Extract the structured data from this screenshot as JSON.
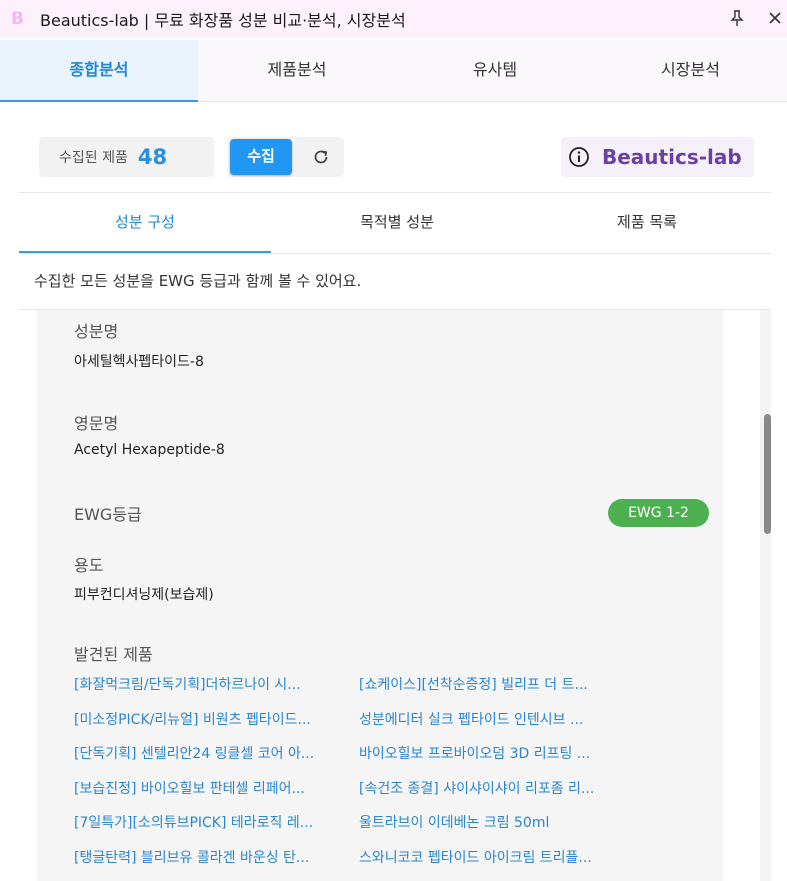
{
  "window": {
    "title": "Beautics-lab | 무료 화장품 성분 비교·분석, 시장분석",
    "app_icon_letter": "B"
  },
  "main_tabs": [
    {
      "label": "종합분석",
      "active": true
    },
    {
      "label": "제품분석",
      "active": false
    },
    {
      "label": "유사템",
      "active": false
    },
    {
      "label": "시장분석",
      "active": false
    }
  ],
  "toolbar": {
    "collected_label": "수집된 제품",
    "collected_count": "48",
    "collect_button": "수집",
    "brand_name": "Beautics-lab"
  },
  "sub_tabs": [
    {
      "label": "성분 구성",
      "active": true
    },
    {
      "label": "목적별 성분",
      "active": false
    },
    {
      "label": "제품 목록",
      "active": false
    }
  ],
  "description": "수집한 모든 성분을 EWG 등급과 함께 볼 수 있어요.",
  "ingredient": {
    "name_label": "성분명",
    "name_value": "아세틸헥사펩타이드-8",
    "english_label": "영문명",
    "english_value": "Acetyl Hexapeptide-8",
    "ewg_label": "EWG등급",
    "ewg_value": "EWG 1-2",
    "usage_label": "용도",
    "usage_value": "피부컨디셔닝제(보습제)",
    "products_label": "발견된 제품",
    "products": [
      "[화잘먹크림/단독기획]더하르나이 시...",
      "[쇼케이스][선착순증정] 빌리프 더 트...",
      "[미소정PICK/리뉴얼] 비원츠 펩타이드...",
      "성분에디터 실크 펩타이드 인텐시브 ...",
      "[단독기획] 센텔리안24 링클셀 코어 아...",
      "바이오힐보 프로바이오덤 3D 리프팅 ...",
      "[보습진정] 바이오힐보 판테셀 리페어...",
      "[속건조 종결] 샤이샤이샤이 리포좀 리...",
      "[7일특가][소의튜브PICK] 테라로직 레...",
      "울트라브이 이데베논 크림 50ml",
      "[탱글탄력] 블리브유 콜라겐 바운싱 탄...",
      "스와니코코 펩타이드 아이크림 트리플..."
    ]
  },
  "colors": {
    "accent_blue": "#2196f3",
    "link_blue": "#2a86d0",
    "brand_purple": "#6a3fa6",
    "ewg_green": "#4caf50",
    "titlebar_bg": "#fdf1fb"
  },
  "icons": {
    "pin": "pin-icon",
    "close": "close-icon",
    "refresh": "refresh-icon",
    "info": "info-icon"
  }
}
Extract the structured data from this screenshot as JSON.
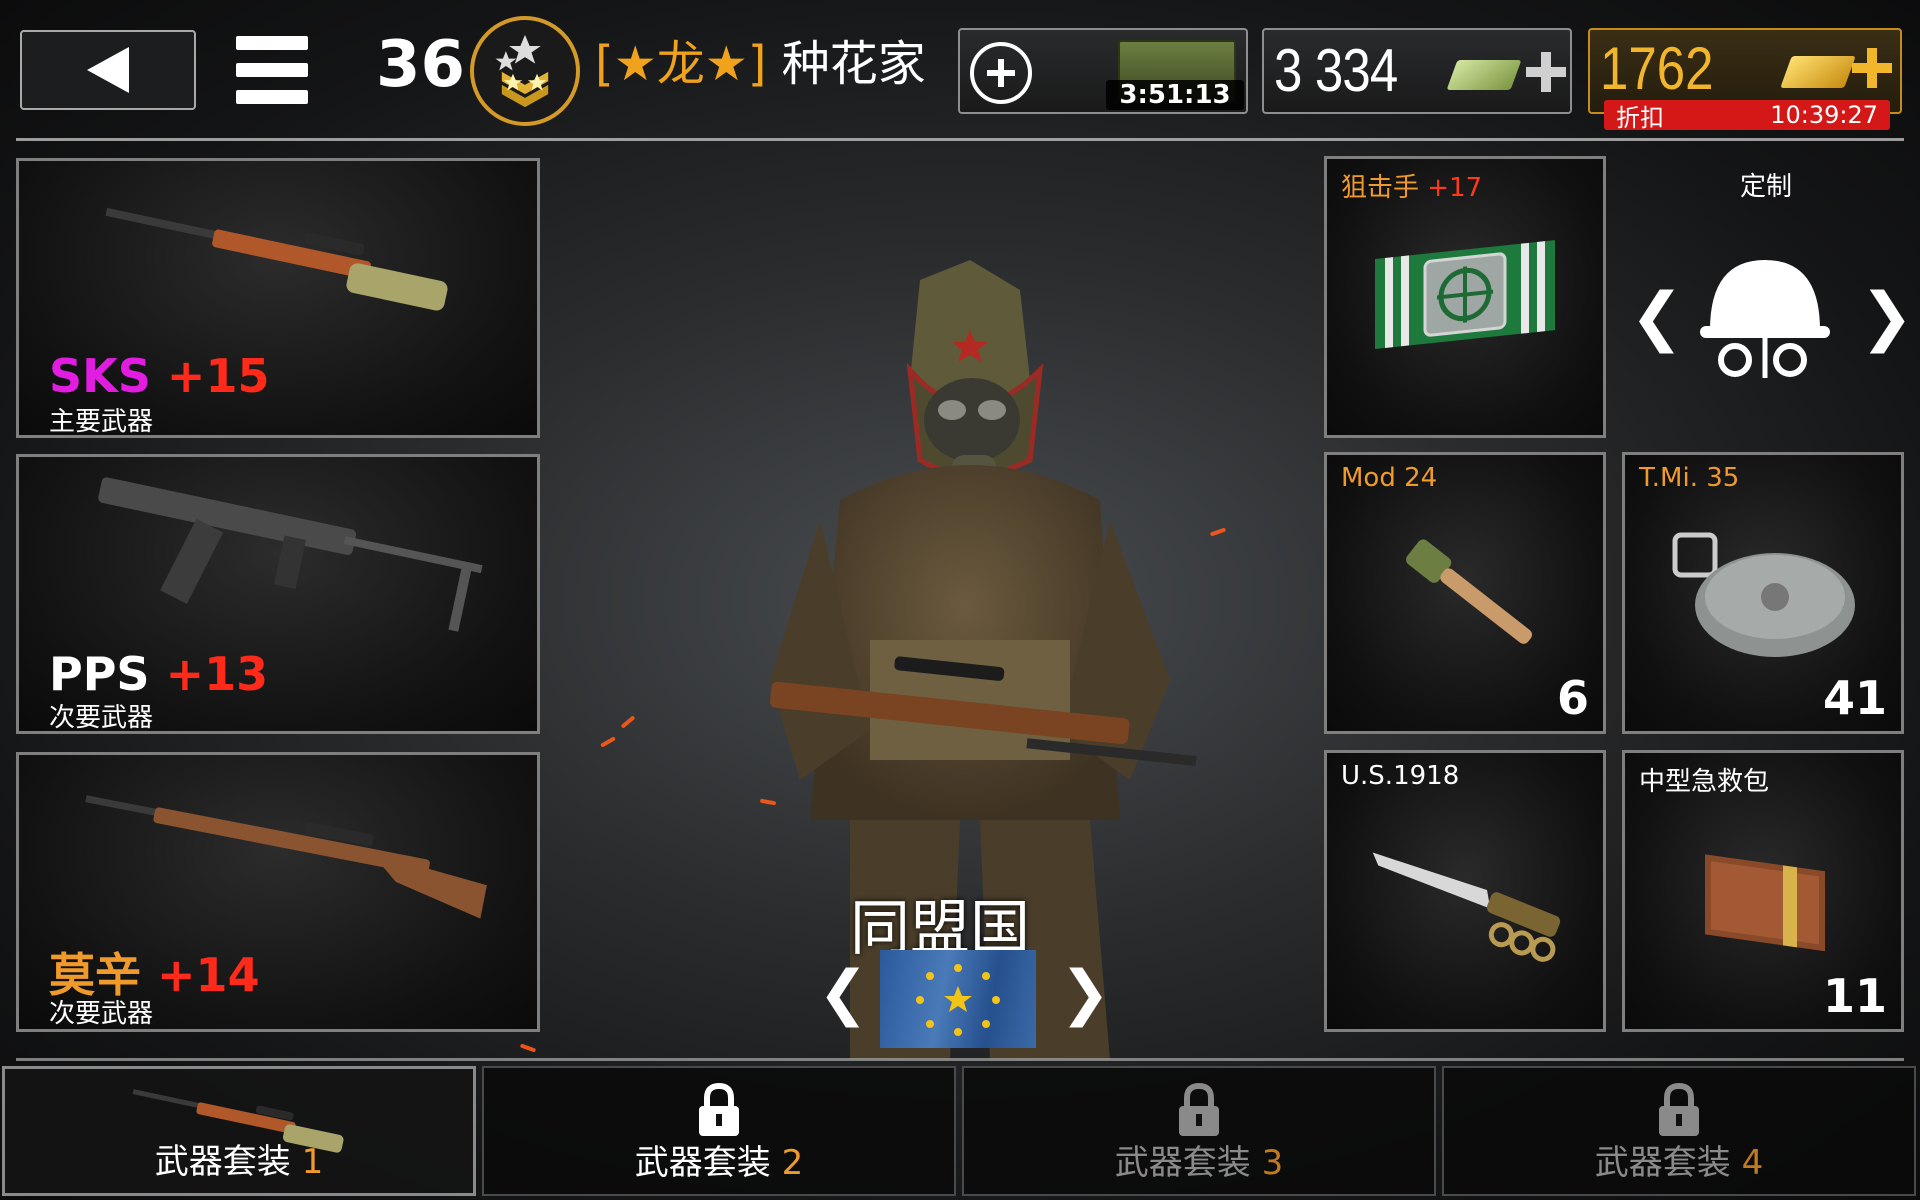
{
  "header": {
    "level": "36",
    "clan_tag": "[★龙★]",
    "player_name": "种花家",
    "crate_timer": "3:51:13",
    "silver": "3 334",
    "gold": "1762",
    "discount_label": "折扣",
    "discount_timer": "10:39:27"
  },
  "weapons": [
    {
      "name": "SKS",
      "level": "+15",
      "type": "主要武器",
      "name_color": "#e21ce0"
    },
    {
      "name": "PPS",
      "level": "+13",
      "type": "次要武器",
      "name_color": "#ffffff"
    },
    {
      "name": "莫辛",
      "level": "+14",
      "type": "次要武器",
      "name_color": "#f09a2c"
    }
  ],
  "gear": {
    "badge": {
      "title": "狙击手",
      "level": "+17"
    },
    "custom_label": "定制",
    "grenade": {
      "title": "Mod 24",
      "count": "6"
    },
    "mine": {
      "title": "T.Mi. 35",
      "count": "41"
    },
    "knife": {
      "title": "U.S.1918"
    },
    "medkit": {
      "title": "中型急救包",
      "count": "11"
    }
  },
  "faction": {
    "name": "同盟国"
  },
  "tabs": [
    {
      "label": "武器套装",
      "num": "1"
    },
    {
      "label": "武器套装",
      "num": "2"
    },
    {
      "label": "武器套装",
      "num": "3"
    },
    {
      "label": "武器套装",
      "num": "4"
    }
  ],
  "colors": {
    "accent": "#f09a2c",
    "level_red": "#ff2a1a",
    "gold": "#f2b62b",
    "discount": "#d41818"
  }
}
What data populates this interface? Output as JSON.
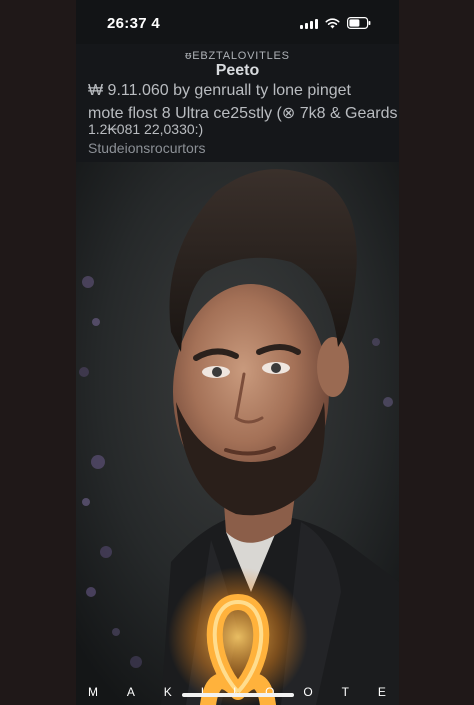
{
  "status_bar": {
    "time": "26:37 4"
  },
  "header": {
    "eyebrow": "ᵿEBZTALOVITLES",
    "title": "Peeto",
    "line1": "₩ 9.11.060 by genruall ty lone pinget",
    "line2": "mote flost 8 Ultra ce25stly (⊗ 7k8 & Geards",
    "line3": "1.2₭081 22,0330:)",
    "subtitle": "Studeionsrocurtors"
  },
  "brand": {
    "letters": [
      "M",
      "A",
      "K",
      "I",
      "I",
      "O",
      "O",
      "T",
      "E"
    ]
  },
  "icons": {
    "signal": "cellular-signal-icon",
    "wifi": "wifi-icon",
    "battery": "battery-icon",
    "ribbon": "glowing-ribbon-icon"
  },
  "colors": {
    "background": "#1e1818",
    "header_bg": "#15171a",
    "ribbon_glow": "#f59a2a"
  }
}
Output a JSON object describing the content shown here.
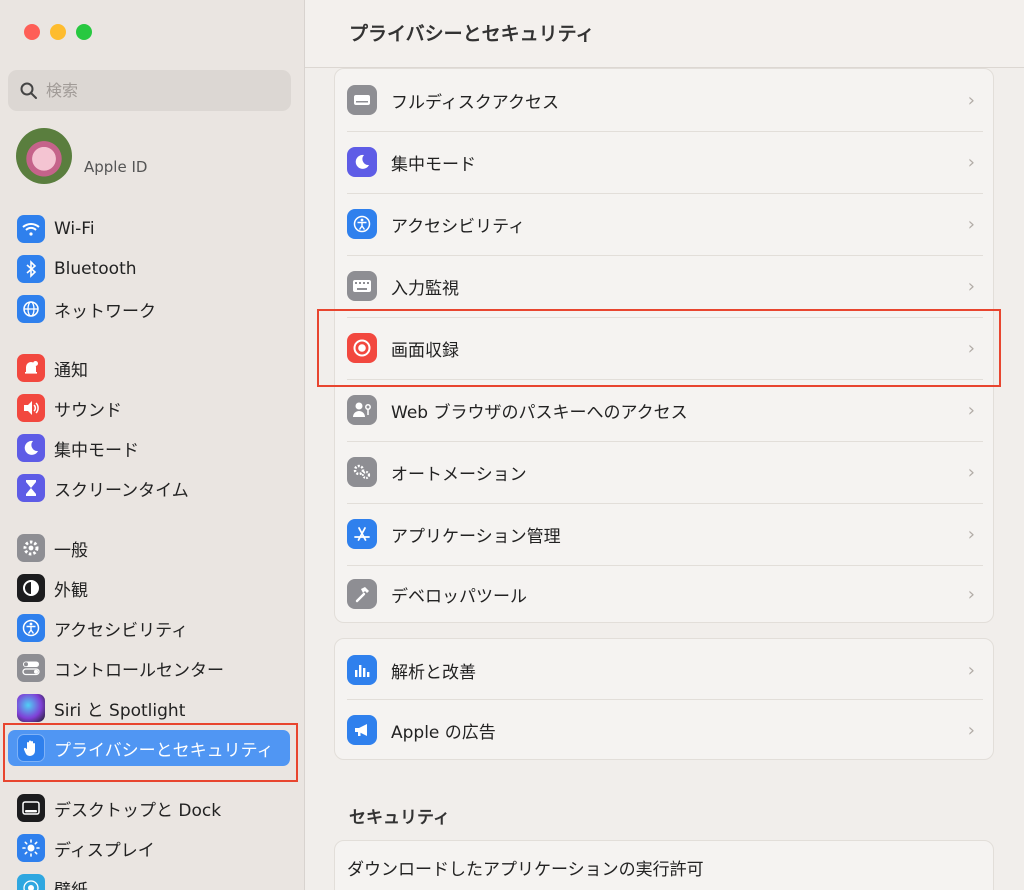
{
  "sidebar": {
    "search_placeholder": "検索",
    "apple_id": "Apple ID",
    "items": [
      {
        "label": "Wi-Fi",
        "icon": "wifi-icon",
        "color": "#2f80ed"
      },
      {
        "label": "Bluetooth",
        "icon": "bluetooth-icon",
        "color": "#2f80ed"
      },
      {
        "label": "ネットワーク",
        "icon": "globe-icon",
        "color": "#2f80ed"
      },
      {
        "label": "通知",
        "icon": "bell-icon",
        "color": "#f2483f"
      },
      {
        "label": "サウンド",
        "icon": "speaker-icon",
        "color": "#f2483f"
      },
      {
        "label": "集中モード",
        "icon": "moon-icon",
        "color": "#5e5ce6"
      },
      {
        "label": "スクリーンタイム",
        "icon": "hourglass-icon",
        "color": "#5e5ce6"
      },
      {
        "label": "一般",
        "icon": "gear-icon",
        "color": "#8e8e93"
      },
      {
        "label": "外観",
        "icon": "appearance-icon",
        "color": "#1c1c1e"
      },
      {
        "label": "アクセシビリティ",
        "icon": "accessibility-icon",
        "color": "#2f80ed"
      },
      {
        "label": "コントロールセンター",
        "icon": "toggles-icon",
        "color": "#8e8e93"
      },
      {
        "label": "Siri と Spotlight",
        "icon": "siri-icon",
        "color": "#6b3fa0"
      },
      {
        "label": "プライバシーとセキュリティ",
        "icon": "hand-icon",
        "color": "#2f80ed"
      },
      {
        "label": "デスクトップと Dock",
        "icon": "dock-icon",
        "color": "#1c1c1e"
      },
      {
        "label": "ディスプレイ",
        "icon": "sun-icon",
        "color": "#2f80ed"
      },
      {
        "label": "壁紙",
        "icon": "wallpaper-icon",
        "color": "#2fa7e0"
      }
    ],
    "active": "プライバシーとセキュリティ"
  },
  "main": {
    "title": "プライバシーとセキュリティ",
    "group1": [
      {
        "label": "フルディスクアクセス",
        "icon": "disk-icon",
        "color": "#8e8e93"
      },
      {
        "label": "集中モード",
        "icon": "moon-icon",
        "color": "#5e5ce6"
      },
      {
        "label": "アクセシビリティ",
        "icon": "accessibility-icon",
        "color": "#2f80ed"
      },
      {
        "label": "入力監視",
        "icon": "keyboard-icon",
        "color": "#8e8e93"
      },
      {
        "label": "画面収録",
        "icon": "record-icon",
        "color": "#f2483f"
      },
      {
        "label": "Web ブラウザのパスキーへのアクセス",
        "icon": "person-key-icon",
        "color": "#8e8e93"
      },
      {
        "label": "オートメーション",
        "icon": "gears-icon",
        "color": "#8e8e93"
      },
      {
        "label": "アプリケーション管理",
        "icon": "appstore-icon",
        "color": "#2f80ed"
      },
      {
        "label": "デベロッパツール",
        "icon": "hammer-icon",
        "color": "#8e8e93"
      }
    ],
    "group2": [
      {
        "label": "解析と改善",
        "icon": "chart-icon",
        "color": "#2f80ed"
      },
      {
        "label": "Apple の広告",
        "icon": "megaphone-icon",
        "color": "#2f80ed"
      }
    ],
    "security_header": "セキュリティ",
    "security_row": "ダウンロードしたアプリケーションの実行許可"
  }
}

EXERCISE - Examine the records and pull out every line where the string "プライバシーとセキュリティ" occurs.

SOLUTION -
        "label": "プライバシーとセキュリティ",
    "active": "プライバシーとセキュリティ"
    "title": "プライバシーとセキュリティ",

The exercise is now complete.